If that weren’t bad enough the supervisory or mentoring element of higher tier coaching was formerly delivered by those people who were proud to turn out tactical long ball masterclasses who were unable to get their heads around Futsal let alone know how to spell it. Thankfully the FA decided to let some of these individuals find their happiness elsewhere.

Surely there are more drivers and indicators that foretell the potential of an individual to coach, mentor, lead, strategise and communicate in the football arena?

Moreover, without reaching for the Prozac too early doors, why does the football industry make it so hard for non-footballing talent to contribute or even just get involved? Nearly every other industry proactively reaches out into other sectors to draw on knowledge and talent that can be used to uplift the quality of systems, processes and even human resource.

Given the FA’s track record of unconscious incompetence and assuming that most of their bad decision making has been more cock-up than conspiracy in nature, it is a twisted irony then; that they have created an ongoing role for themselves? After all facilitating the conditions for the perfect storm only to provide the supporting umbrella keeps the FA in situ and perceived as a needed resource.

I concede that the FA has a strong and extensive education programme which is the envy of many rival associations and that numerous changes that have been made post ‘Future Game Initiative’ can only be effectively measured in years to come.

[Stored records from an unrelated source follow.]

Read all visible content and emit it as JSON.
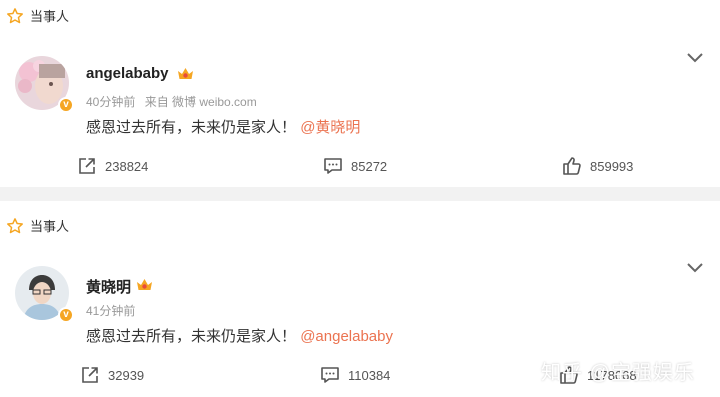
{
  "posts": [
    {
      "header_label": "当事人",
      "username": "angelababy",
      "time": "40分钟前",
      "source": "来自 微博 weibo.com",
      "text": "感恩过去所有，未来仍是家人！",
      "mention": "@黄晓明",
      "reposts": "238824",
      "comments": "85272",
      "likes": "859993"
    },
    {
      "header_label": "当事人",
      "username": "黄晓明",
      "time": "41分钟前",
      "text": "感恩过去所有，未来仍是家人！",
      "mention": "@angelababy",
      "reposts": "32939",
      "comments": "110384",
      "likes": "1178068"
    }
  ],
  "watermark": "知乎 @宝强娱乐",
  "colors": {
    "accent": "#eb7350",
    "star": "#f5a623",
    "verified": "#f5a623"
  },
  "icons": [
    "star-icon",
    "chevron-down-icon",
    "crown-icon",
    "verified-badge",
    "repost-icon",
    "comment-icon",
    "like-icon"
  ]
}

Equally, I don’t believe the Premier League, its member clubs or the FA fail to see the importance of high-quality coaching from the grassroots level, it just looks like they have more than enough resource to make an impactful change but can’t be arsed to do the right thing and collaborate on the best deployable mix.

What I am sure of, is that there are many talented people looking in from the outside with a plethora of transferrable skills that could add real value to the system and improve the quality of the coaching players receive from grassroots all the way up to the elite echelon.

What I am also sure of is that unless we do inject a new type of talent the status quo will remain as every process is perfectly designed to realise the result it achieves.

Where and when is my next Level 1 course?